    Kawasaki disease, also known as mucocutaneous lymph node syndrome, affects blood vessels throughout the body, which become inflamed. It mainly affects children under the age of five, and boys more than girls.

    The cause of the disease is not known, but it is thought it may result from an auto-immune response to an infection. Studies in the United Kingdom and Germany suggest there has been a slight increase in the number of cases since the start of the Covid-19 pandemic.

    The crisis centre’s other main spokesperson, Professor Steven Van Gucht, said the existence of a link is “absolutely not certain”.

    “This is a very rare condition,” he said. The syndrome affects people of Asian ethnicity most, and incidence is higher in Japan than anywhere. People of Afro-Caribbean ethnicity are also more affected, though not to the same extent. Other than those, the numbers of those affected vary from country to country, and can be as low as eight cases per 100,000 of the population.

    The main symptom is fever that does not respond to the usual fever treatments and can last for days. The main signs are redness of the eyes, lips and tongue, producing the trademark ‘strawberry tongue’.

    The disease is not infectious, and the child recovers after treatment with aspirin and immunoglobulin. Children may also recover spontaneously, although that can be followed by heart problems.

    The alarm was raised earlier this week by the Belgian society of paediatricians, warning of the appearance of some ten cases. They made clear, however, that the appearance of Kawasaki is not a reason to avoid sending children back to school when the time comes.

    “The paediatricians insist that this is an extremely rare complication on the one hand, and on the other than it is not at all clear that the illness is linked to the coronavirus, since patients have tested negative,” Dr Van Laethem said.

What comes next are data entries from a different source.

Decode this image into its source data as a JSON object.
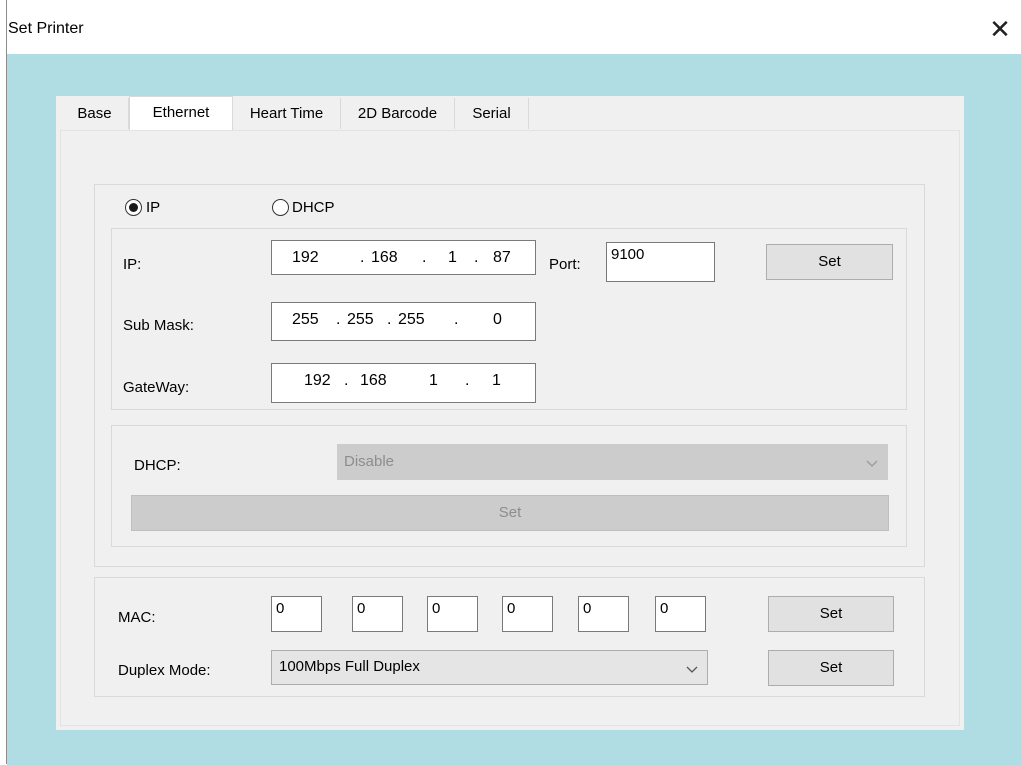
{
  "window": {
    "title": "Set Printer",
    "close_glyph": "✕"
  },
  "tabs": [
    {
      "label": "Base",
      "active": false
    },
    {
      "label": "Ethernet",
      "active": true
    },
    {
      "label": "Heart Time",
      "active": false
    },
    {
      "label": "2D Barcode",
      "active": false
    },
    {
      "label": "Serial",
      "active": false
    }
  ],
  "mode": {
    "ip_label": "IP",
    "dhcp_label": "DHCP",
    "selected": "IP"
  },
  "ip_section": {
    "ip_label": "IP:",
    "ip": [
      "192",
      "168",
      "1",
      "87"
    ],
    "port_label": "Port:",
    "port": "9100",
    "set_label": "Set",
    "submask_label": "Sub Mask:",
    "submask": [
      "255",
      "255",
      "255",
      "0"
    ],
    "gateway_label": "GateWay:",
    "gateway": [
      "192",
      "168",
      "1",
      "1"
    ],
    "dot": "."
  },
  "dhcp_section": {
    "label": "DHCP:",
    "value": "Disable",
    "set_label": "Set"
  },
  "mac_section": {
    "mac_label": "MAC:",
    "mac": [
      "0",
      "0",
      "0",
      "0",
      "0",
      "0"
    ],
    "mac_set_label": "Set",
    "duplex_label": "Duplex Mode:",
    "duplex_value": "100Mbps Full Duplex",
    "duplex_set_label": "Set"
  },
  "icons": {
    "close": "close-icon",
    "dropdown": "chevron-down-icon"
  }
}
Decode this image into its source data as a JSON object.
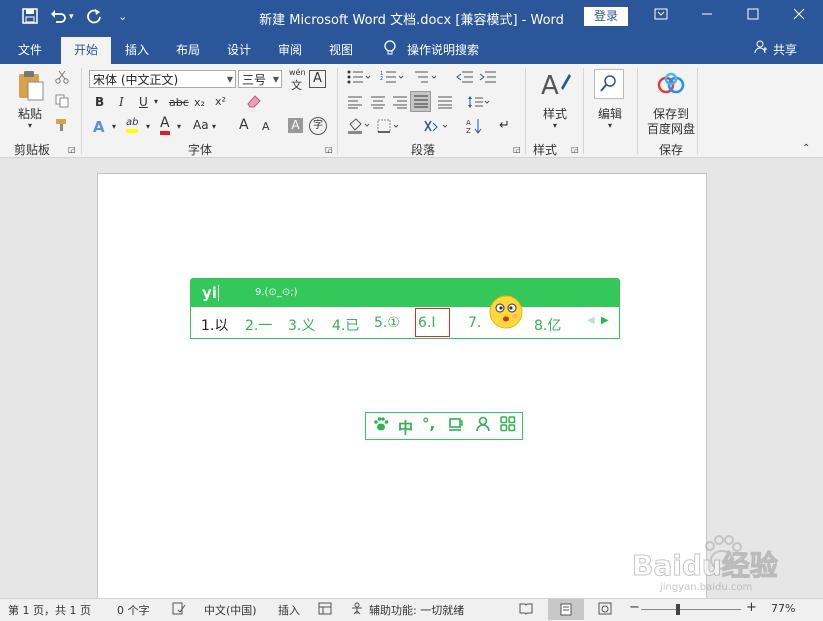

    In any case, the doctors stress that if a child has a persistent fever, sometimes accompanied by vomiting and diarrhoea, parents should contact their family doctor.

    Alan Hope
    The Brussels Times